--- Material provided Enclosed Below ---

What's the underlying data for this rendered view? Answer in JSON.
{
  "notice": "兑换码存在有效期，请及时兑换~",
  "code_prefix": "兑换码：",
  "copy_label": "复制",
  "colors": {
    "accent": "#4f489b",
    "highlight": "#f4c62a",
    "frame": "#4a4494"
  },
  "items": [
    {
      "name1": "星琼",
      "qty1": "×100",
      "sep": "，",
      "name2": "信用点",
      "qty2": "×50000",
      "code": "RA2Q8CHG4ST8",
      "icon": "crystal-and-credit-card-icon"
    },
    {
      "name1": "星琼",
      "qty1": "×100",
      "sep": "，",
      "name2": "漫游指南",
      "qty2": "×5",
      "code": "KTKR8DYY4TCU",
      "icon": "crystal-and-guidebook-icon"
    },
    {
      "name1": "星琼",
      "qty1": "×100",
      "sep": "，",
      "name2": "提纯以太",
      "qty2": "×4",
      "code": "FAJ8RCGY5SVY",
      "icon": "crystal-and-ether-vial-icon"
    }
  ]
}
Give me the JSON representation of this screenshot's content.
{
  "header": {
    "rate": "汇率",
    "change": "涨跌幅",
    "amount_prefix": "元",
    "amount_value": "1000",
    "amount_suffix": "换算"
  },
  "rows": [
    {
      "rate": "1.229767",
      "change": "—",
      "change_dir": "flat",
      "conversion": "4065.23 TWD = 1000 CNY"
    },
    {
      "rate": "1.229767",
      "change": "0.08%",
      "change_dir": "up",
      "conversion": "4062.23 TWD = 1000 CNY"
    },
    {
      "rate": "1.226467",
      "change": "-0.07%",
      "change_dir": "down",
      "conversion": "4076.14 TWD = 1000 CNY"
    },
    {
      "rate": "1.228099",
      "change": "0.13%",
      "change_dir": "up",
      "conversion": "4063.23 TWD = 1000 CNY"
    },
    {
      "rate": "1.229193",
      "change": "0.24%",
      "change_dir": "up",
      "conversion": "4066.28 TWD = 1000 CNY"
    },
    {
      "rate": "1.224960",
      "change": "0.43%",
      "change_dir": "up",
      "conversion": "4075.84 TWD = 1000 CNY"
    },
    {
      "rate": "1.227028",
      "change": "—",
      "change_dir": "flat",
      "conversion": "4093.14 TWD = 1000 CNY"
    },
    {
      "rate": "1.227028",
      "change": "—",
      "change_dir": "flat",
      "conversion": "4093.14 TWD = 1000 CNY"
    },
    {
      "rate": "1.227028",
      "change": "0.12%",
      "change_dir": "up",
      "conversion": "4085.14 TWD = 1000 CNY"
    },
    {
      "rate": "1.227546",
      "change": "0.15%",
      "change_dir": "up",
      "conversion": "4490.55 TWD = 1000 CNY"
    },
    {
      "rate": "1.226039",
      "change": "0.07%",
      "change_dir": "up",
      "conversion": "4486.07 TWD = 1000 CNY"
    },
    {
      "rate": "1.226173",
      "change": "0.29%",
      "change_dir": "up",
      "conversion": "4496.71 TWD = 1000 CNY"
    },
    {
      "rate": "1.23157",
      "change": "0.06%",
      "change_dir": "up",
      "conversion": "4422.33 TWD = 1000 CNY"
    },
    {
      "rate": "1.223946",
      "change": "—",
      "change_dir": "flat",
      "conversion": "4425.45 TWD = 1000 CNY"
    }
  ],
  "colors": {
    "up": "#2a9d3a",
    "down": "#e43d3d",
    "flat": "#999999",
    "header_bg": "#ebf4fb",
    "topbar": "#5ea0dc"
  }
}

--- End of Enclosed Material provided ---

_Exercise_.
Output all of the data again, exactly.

_Written reply_.
What's the underlying data for this rendered view? Answer in JSON.
{
  "notice": "兑换码存在有效期，请及时兑换~",
  "code_prefix": "兑换码：",
  "copy_label": "复制",
  "colors": {
    "accent": "#4f489b",
    "highlight": "#f4c62a",
    "frame": "#4a4494"
  },
  "items": [
    {
      "name1": "星琼",
      "qty1": "×100",
      "sep": "，",
      "name2": "信用点",
      "qty2": "×50000",
      "code": "RA2Q8CHG4ST8",
      "icon": "crystal-and-credit-card-icon"
    },
    {
      "name1": "星琼",
      "qty1": "×100",
      "sep": "，",
      "name2": "漫游指南",
      "qty2": "×5",
      "code": "KTKR8DYY4TCU",
      "icon": "crystal-and-guidebook-icon"
    },
    {
      "name1": "星琼",
      "qty1": "×100",
      "sep": "，",
      "name2": "提纯以太",
      "qty2": "×4",
      "code": "FAJ8RCGY5SVY",
      "icon": "crystal-and-ether-vial-icon"
    }
  ]
}
Give me the JSON representation of this screenshot's content.
{
  "header": {
    "rate": "汇率",
    "change": "涨跌幅",
    "amount_prefix": "元",
    "amount_value": "1000",
    "amount_suffix": "换算"
  },
  "rows": [
    {
      "rate": "1.229767",
      "change": "—",
      "change_dir": "flat",
      "conversion": "4065.23 TWD = 1000 CNY"
    },
    {
      "rate": "1.229767",
      "change": "0.08%",
      "change_dir": "up",
      "conversion": "4062.23 TWD = 1000 CNY"
    },
    {
      "rate": "1.226467",
      "change": "-0.07%",
      "change_dir": "down",
      "conversion": "4076.14 TWD = 1000 CNY"
    },
    {
      "rate": "1.228099",
      "change": "0.13%",
      "change_dir": "up",
      "conversion": "4063.23 TWD = 1000 CNY"
    },
    {
      "rate": "1.229193",
      "change": "0.24%",
      "change_dir": "up",
      "conversion": "4066.28 TWD = 1000 CNY"
    },
    {
      "rate": "1.224960",
      "change": "0.43%",
      "change_dir": "up",
      "conversion": "4075.84 TWD = 1000 CNY"
    },
    {
      "rate": "1.227028",
      "change": "—",
      "change_dir": "flat",
      "conversion": "4093.14 TWD = 1000 CNY"
    },
    {
      "rate": "1.227028",
      "change": "—",
      "change_dir": "flat",
      "conversion": "4093.14 TWD = 1000 CNY"
    },
    {
      "rate": "1.227028",
      "change": "0.12%",
      "change_dir": "up",
      "conversion": "4085.14 TWD = 1000 CNY"
    },
    {
      "rate": "1.227546",
      "change": "0.15%",
      "change_dir": "up",
      "conversion": "4490.55 TWD = 1000 CNY"
    },
    {
      "rate": "1.226039",
      "change": "0.07%",
      "change_dir": "up",
      "conversion": "4486.07 TWD = 1000 CNY"
    },
    {
      "rate": "1.226173",
      "change": "0.29%",
      "change_dir": "up",
      "conversion": "4496.71 TWD = 1000 CNY"
    },
    {
      "rate": "1.23157",
      "change": "0.06%",
      "change_dir": "up",
      "conversion": "4422.33 TWD = 1000 CNY"
    },
    {
      "rate": "1.223946",
      "change": "—",
      "change_dir": "flat",
      "conversion": "4425.45 TWD = 1000 CNY"
    }
  ],
  "colors": {
    "up": "#2a9d3a",
    "down": "#e43d3d",
    "flat": "#999999",
    "header_bg": "#ebf4fb",
    "topbar": "#5ea0dc"
  }
}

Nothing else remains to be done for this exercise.